**Work instruction:**
Nothing in the entries may differ when you return them.

(Record extracts begins)

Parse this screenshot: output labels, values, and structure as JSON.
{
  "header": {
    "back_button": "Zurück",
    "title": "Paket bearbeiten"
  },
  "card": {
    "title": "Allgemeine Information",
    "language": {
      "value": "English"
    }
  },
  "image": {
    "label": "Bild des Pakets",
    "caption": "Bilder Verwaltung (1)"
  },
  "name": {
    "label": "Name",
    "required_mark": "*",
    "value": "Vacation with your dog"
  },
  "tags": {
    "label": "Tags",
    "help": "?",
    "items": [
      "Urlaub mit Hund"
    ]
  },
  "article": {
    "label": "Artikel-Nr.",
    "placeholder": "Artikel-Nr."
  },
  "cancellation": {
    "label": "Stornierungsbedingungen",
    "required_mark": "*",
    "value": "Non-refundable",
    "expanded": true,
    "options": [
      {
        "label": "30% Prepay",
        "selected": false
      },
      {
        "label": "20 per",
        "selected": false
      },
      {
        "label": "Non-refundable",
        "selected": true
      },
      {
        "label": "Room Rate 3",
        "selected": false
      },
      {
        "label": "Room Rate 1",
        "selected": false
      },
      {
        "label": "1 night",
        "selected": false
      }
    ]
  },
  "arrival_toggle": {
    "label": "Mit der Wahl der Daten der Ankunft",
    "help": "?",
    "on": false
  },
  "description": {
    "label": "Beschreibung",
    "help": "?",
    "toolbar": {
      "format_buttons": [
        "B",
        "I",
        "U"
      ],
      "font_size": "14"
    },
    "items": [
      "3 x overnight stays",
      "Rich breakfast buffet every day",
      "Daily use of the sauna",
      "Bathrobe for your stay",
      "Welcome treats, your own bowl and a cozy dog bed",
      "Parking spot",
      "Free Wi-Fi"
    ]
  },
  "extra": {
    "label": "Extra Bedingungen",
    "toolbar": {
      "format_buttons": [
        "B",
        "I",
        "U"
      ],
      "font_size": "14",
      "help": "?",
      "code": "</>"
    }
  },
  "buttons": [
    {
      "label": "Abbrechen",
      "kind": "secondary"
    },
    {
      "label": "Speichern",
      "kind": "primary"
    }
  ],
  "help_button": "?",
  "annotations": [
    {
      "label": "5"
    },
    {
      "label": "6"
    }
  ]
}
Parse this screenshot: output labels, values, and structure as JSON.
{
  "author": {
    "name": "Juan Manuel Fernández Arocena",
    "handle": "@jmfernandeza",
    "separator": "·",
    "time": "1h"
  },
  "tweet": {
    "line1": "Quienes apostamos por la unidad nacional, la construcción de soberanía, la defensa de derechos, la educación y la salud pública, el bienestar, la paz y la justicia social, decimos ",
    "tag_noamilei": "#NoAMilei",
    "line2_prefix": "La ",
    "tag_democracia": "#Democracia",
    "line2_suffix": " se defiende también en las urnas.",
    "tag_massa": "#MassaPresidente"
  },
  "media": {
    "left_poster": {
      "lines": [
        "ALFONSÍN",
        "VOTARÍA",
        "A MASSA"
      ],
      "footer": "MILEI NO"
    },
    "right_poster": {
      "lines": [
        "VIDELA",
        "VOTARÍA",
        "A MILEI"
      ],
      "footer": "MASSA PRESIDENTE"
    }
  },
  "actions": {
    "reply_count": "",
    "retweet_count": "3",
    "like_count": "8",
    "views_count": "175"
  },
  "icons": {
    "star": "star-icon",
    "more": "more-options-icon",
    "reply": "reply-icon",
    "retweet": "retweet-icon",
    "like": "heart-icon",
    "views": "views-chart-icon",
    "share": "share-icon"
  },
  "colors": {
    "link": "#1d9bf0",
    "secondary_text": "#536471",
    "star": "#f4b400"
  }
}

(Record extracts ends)

**Written response:**
Parse this screenshot: output labels, values, and structure as JSON.
{
  "header": {
    "back_button": "Zurück",
    "title": "Paket bearbeiten"
  },
  "card": {
    "title": "Allgemeine Information",
    "language": {
      "value": "English"
    }
  },
  "image": {
    "label": "Bild des Pakets",
    "caption": "Bilder Verwaltung (1)"
  },
  "name": {
    "label": "Name",
    "required_mark": "*",
    "value": "Vacation with your dog"
  },
  "tags": {
    "label": "Tags",
    "help": "?",
    "items": [
      "Urlaub mit Hund"
    ]
  },
  "article": {
    "label": "Artikel-Nr.",
    "placeholder": "Artikel-Nr."
  },
  "cancellation": {
    "label": "Stornierungsbedingungen",
    "required_mark": "*",
    "value": "Non-refundable",
    "expanded": true,
    "options": [
      {
        "label": "30% Prepay",
        "selected": false
      },
      {
        "label": "20 per",
        "selected": false
      },
      {
        "label": "Non-refundable",
        "selected": true
      },
      {
        "label": "Room Rate 3",
        "selected": false
      },
      {
        "label": "Room Rate 1",
        "selected": false
      },
      {
        "label": "1 night",
        "selected": false
      }
    ]
  },
  "arrival_toggle": {
    "label": "Mit der Wahl der Daten der Ankunft",
    "help": "?",
    "on": false
  },
  "description": {
    "label": "Beschreibung",
    "help": "?",
    "toolbar": {
      "format_buttons": [
        "B",
        "I",
        "U"
      ],
      "font_size": "14"
    },
    "items": [
      "3 x overnight stays",
      "Rich breakfast buffet every day",
      "Daily use of the sauna",
      "Bathrobe for your stay",
      "Welcome treats, your own bowl and a cozy dog bed",
      "Parking spot",
      "Free Wi-Fi"
    ]
  },
  "extra": {
    "label": "Extra Bedingungen",
    "toolbar": {
      "format_buttons": [
        "B",
        "I",
        "U"
      ],
      "font_size": "14",
      "help": "?",
      "code": "</>"
    }
  },
  "buttons": [
    {
      "label": "Abbrechen",
      "kind": "secondary"
    },
    {
      "label": "Speichern",
      "kind": "primary"
    }
  ],
  "help_button": "?",
  "annotations": [
    {
      "label": "5"
    },
    {
      "label": "6"
    }
  ]
}
Parse this screenshot: output labels, values, and structure as JSON.
{
  "author": {
    "name": "Juan Manuel Fernández Arocena",
    "handle": "@jmfernandeza",
    "separator": "·",
    "time": "1h"
  },
  "tweet": {
    "line1": "Quienes apostamos por la unidad nacional, la construcción de soberanía, la defensa de derechos, la educación y la salud pública, el bienestar, la paz y la justicia social, decimos ",
    "tag_noamilei": "#NoAMilei",
    "line2_prefix": "La ",
    "tag_democracia": "#Democracia",
    "line2_suffix": " se defiende también en las urnas.",
    "tag_massa": "#MassaPresidente"
  },
  "media": {
    "left_poster": {
      "lines": [
        "ALFONSÍN",
        "VOTARÍA",
        "A MASSA"
      ],
      "footer": "MILEI NO"
    },
    "right_poster": {
      "lines": [
        "VIDELA",
        "VOTARÍA",
        "A MILEI"
      ],
      "footer": "MASSA PRESIDENTE"
    }
  },
  "actions": {
    "reply_count": "",
    "retweet_count": "3",
    "like_count": "8",
    "views_count": "175"
  },
  "icons": {
    "star": "star-icon",
    "more": "more-options-icon",
    "reply": "reply-icon",
    "retweet": "retweet-icon",
    "like": "heart-icon",
    "views": "views-chart-icon",
    "share": "share-icon"
  },
  "colors": {
    "link": "#1d9bf0",
    "secondary_text": "#536471",
    "star": "#f4b400"
  }
}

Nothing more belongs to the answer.